++++ Working data
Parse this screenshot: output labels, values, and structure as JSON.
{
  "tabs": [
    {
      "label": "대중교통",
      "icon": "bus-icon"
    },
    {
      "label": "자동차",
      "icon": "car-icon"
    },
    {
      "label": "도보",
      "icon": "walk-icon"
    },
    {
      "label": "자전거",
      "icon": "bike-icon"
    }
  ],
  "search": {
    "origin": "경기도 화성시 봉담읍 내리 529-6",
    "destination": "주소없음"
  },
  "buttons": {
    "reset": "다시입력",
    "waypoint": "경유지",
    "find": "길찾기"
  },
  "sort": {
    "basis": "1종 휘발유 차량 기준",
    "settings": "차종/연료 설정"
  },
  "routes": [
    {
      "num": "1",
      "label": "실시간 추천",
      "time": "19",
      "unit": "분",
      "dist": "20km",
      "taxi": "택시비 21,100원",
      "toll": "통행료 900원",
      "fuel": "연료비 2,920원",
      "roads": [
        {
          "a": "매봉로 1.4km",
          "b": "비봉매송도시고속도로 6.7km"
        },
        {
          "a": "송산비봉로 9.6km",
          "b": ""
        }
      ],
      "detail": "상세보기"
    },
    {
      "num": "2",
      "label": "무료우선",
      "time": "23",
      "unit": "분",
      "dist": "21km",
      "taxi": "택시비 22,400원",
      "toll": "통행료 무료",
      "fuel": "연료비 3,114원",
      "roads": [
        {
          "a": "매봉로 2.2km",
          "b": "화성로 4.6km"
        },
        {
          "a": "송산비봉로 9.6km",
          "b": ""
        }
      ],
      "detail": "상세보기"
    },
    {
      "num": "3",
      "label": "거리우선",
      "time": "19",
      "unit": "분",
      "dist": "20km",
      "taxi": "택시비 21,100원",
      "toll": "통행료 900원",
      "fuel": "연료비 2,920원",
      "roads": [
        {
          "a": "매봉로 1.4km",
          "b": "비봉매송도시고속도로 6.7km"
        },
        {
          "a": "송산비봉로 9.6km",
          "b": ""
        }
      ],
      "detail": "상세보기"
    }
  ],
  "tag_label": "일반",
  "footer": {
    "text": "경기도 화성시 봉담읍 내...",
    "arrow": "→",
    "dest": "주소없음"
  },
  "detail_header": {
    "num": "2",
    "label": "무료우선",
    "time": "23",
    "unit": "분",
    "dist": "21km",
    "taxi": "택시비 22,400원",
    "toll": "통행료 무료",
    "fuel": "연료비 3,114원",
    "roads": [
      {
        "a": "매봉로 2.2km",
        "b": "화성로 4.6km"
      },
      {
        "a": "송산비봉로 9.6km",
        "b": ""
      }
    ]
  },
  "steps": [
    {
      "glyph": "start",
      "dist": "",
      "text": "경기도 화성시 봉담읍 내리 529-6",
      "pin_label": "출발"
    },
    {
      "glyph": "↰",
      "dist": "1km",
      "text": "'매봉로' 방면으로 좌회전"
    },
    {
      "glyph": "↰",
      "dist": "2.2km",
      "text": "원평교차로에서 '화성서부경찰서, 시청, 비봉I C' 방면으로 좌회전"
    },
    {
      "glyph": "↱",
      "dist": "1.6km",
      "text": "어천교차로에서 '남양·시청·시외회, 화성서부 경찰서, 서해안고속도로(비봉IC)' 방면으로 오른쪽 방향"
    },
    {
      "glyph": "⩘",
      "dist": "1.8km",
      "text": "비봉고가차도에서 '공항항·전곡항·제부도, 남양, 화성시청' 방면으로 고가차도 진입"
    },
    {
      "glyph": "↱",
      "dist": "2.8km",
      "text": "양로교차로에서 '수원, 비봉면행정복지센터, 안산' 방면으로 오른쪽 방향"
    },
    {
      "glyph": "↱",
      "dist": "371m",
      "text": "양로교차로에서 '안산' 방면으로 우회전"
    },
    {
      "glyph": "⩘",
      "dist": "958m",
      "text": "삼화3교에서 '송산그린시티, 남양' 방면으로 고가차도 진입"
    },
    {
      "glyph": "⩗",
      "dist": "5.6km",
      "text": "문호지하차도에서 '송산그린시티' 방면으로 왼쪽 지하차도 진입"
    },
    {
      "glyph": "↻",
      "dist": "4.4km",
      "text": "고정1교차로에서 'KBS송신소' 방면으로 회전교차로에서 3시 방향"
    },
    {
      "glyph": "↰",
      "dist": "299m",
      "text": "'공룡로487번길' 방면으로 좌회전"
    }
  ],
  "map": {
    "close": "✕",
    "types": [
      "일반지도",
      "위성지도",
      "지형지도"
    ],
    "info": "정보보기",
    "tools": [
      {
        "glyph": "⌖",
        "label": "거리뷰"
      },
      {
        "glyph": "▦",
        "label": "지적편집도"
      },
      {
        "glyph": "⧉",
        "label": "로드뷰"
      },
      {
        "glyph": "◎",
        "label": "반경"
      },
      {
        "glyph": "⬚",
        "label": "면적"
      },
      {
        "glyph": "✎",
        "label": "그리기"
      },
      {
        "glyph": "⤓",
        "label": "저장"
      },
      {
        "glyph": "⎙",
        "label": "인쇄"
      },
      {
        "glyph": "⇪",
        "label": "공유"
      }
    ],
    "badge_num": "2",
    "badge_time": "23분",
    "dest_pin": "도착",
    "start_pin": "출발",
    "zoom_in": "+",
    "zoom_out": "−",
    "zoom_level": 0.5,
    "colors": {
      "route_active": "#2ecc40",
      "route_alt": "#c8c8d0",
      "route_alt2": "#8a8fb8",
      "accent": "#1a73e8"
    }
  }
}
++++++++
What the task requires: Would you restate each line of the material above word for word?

Your solution:
Parse this screenshot: output labels, values, and structure as JSON.
{
  "tabs": [
    {
      "label": "대중교통",
      "icon": "bus-icon"
    },
    {
      "label": "자동차",
      "icon": "car-icon"
    },
    {
      "label": "도보",
      "icon": "walk-icon"
    },
    {
      "label": "자전거",
      "icon": "bike-icon"
    }
  ],
  "search": {
    "origin": "경기도 화성시 봉담읍 내리 529-6",
    "destination": "주소없음"
  },
  "buttons": {
    "reset": "다시입력",
    "waypoint": "경유지",
    "find": "길찾기"
  },
  "sort": {
    "basis": "1종 휘발유 차량 기준",
    "settings": "차종/연료 설정"
  },
  "routes": [
    {
      "num": "1",
      "label": "실시간 추천",
      "time": "19",
      "unit": "분",
      "dist": "20km",
      "taxi": "택시비 21,100원",
      "toll": "통행료 900원",
      "fuel": "연료비 2,920원",
      "roads": [
        {
          "a": "매봉로 1.4km",
          "b": "비봉매송도시고속도로 6.7km"
        },
        {
          "a": "송산비봉로 9.6km",
          "b": ""
        }
      ],
      "detail": "상세보기"
    },
    {
      "num": "2",
      "label": "무료우선",
      "time": "23",
      "unit": "분",
      "dist": "21km",
      "taxi": "택시비 22,400원",
      "toll": "통행료 무료",
      "fuel": "연료비 3,114원",
      "roads": [
        {
          "a": "매봉로 2.2km",
          "b": "화성로 4.6km"
        },
        {
          "a": "송산비봉로 9.6km",
          "b": ""
        }
      ],
      "detail": "상세보기"
    },
    {
      "num": "3",
      "label": "거리우선",
      "time": "19",
      "unit": "분",
      "dist": "20km",
      "taxi": "택시비 21,100원",
      "toll": "통행료 900원",
      "fuel": "연료비 2,920원",
      "roads": [
        {
          "a": "매봉로 1.4km",
          "b": "비봉매송도시고속도로 6.7km"
        },
        {
          "a": "송산비봉로 9.6km",
          "b": ""
        }
      ],
      "detail": "상세보기"
    }
  ],
  "tag_label": "일반",
  "footer": {
    "text": "경기도 화성시 봉담읍 내...",
    "arrow": "→",
    "dest": "주소없음"
  },
  "detail_header": {
    "num": "2",
    "label": "무료우선",
    "time": "23",
    "unit": "분",
    "dist": "21km",
    "taxi": "택시비 22,400원",
    "toll": "통행료 무료",
    "fuel": "연료비 3,114원",
    "roads": [
      {
        "a": "매봉로 2.2km",
        "b": "화성로 4.6km"
      },
      {
        "a": "송산비봉로 9.6km",
        "b": ""
      }
    ]
  },
  "steps": [
    {
      "glyph": "start",
      "dist": "",
      "text": "경기도 화성시 봉담읍 내리 529-6",
      "pin_label": "출발"
    },
    {
      "glyph": "↰",
      "dist": "1km",
      "text": "'매봉로' 방면으로 좌회전"
    },
    {
      "glyph": "↰",
      "dist": "2.2km",
      "text": "원평교차로에서 '화성서부경찰서, 시청, 비봉I C' 방면으로 좌회전"
    },
    {
      "glyph": "↱",
      "dist": "1.6km",
      "text": "어천교차로에서 '남양·시청·시외회, 화성서부 경찰서, 서해안고속도로(비봉IC)' 방면으로 오른쪽 방향"
    },
    {
      "glyph": "⩘",
      "dist": "1.8km",
      "text": "비봉고가차도에서 '공항항·전곡항·제부도, 남양, 화성시청' 방면으로 고가차도 진입"
    },
    {
      "glyph": "↱",
      "dist": "2.8km",
      "text": "양로교차로에서 '수원, 비봉면행정복지센터, 안산' 방면으로 오른쪽 방향"
    },
    {
      "glyph": "↱",
      "dist": "371m",
      "text": "양로교차로에서 '안산' 방면으로 우회전"
    },
    {
      "glyph": "⩘",
      "dist": "958m",
      "text": "삼화3교에서 '송산그린시티, 남양' 방면으로 고가차도 진입"
    },
    {
      "glyph": "⩗",
      "dist": "5.6km",
      "text": "문호지하차도에서 '송산그린시티' 방면으로 왼쪽 지하차도 진입"
    },
    {
      "glyph": "↻",
      "dist": "4.4km",
      "text": "고정1교차로에서 'KBS송신소' 방면으로 회전교차로에서 3시 방향"
    },
    {
      "glyph": "↰",
      "dist": "299m",
      "text": "'공룡로487번길' 방면으로 좌회전"
    }
  ],
  "map": {
    "close": "✕",
    "types": [
      "일반지도",
      "위성지도",
      "지형지도"
    ],
    "info": "정보보기",
    "tools": [
      {
        "glyph": "⌖",
        "label": "거리뷰"
      },
      {
        "glyph": "▦",
        "label": "지적편집도"
      },
      {
        "glyph": "⧉",
        "label": "로드뷰"
      },
      {
        "glyph": "◎",
        "label": "반경"
      },
      {
        "glyph": "⬚",
        "label": "면적"
      },
      {
        "glyph": "✎",
        "label": "그리기"
      },
      {
        "glyph": "⤓",
        "label": "저장"
      },
      {
        "glyph": "⎙",
        "label": "인쇄"
      },
      {
        "glyph": "⇪",
        "label": "공유"
      }
    ],
    "badge_num": "2",
    "badge_time": "23분",
    "dest_pin": "도착",
    "start_pin": "출발",
    "zoom_in": "+",
    "zoom_out": "−",
    "zoom_level": 0.5,
    "colors": {
      "route_active": "#2ecc40",
      "route_alt": "#c8c8d0",
      "route_alt2": "#8a8fb8",
      "accent": "#1a73e8"
    }
  }
}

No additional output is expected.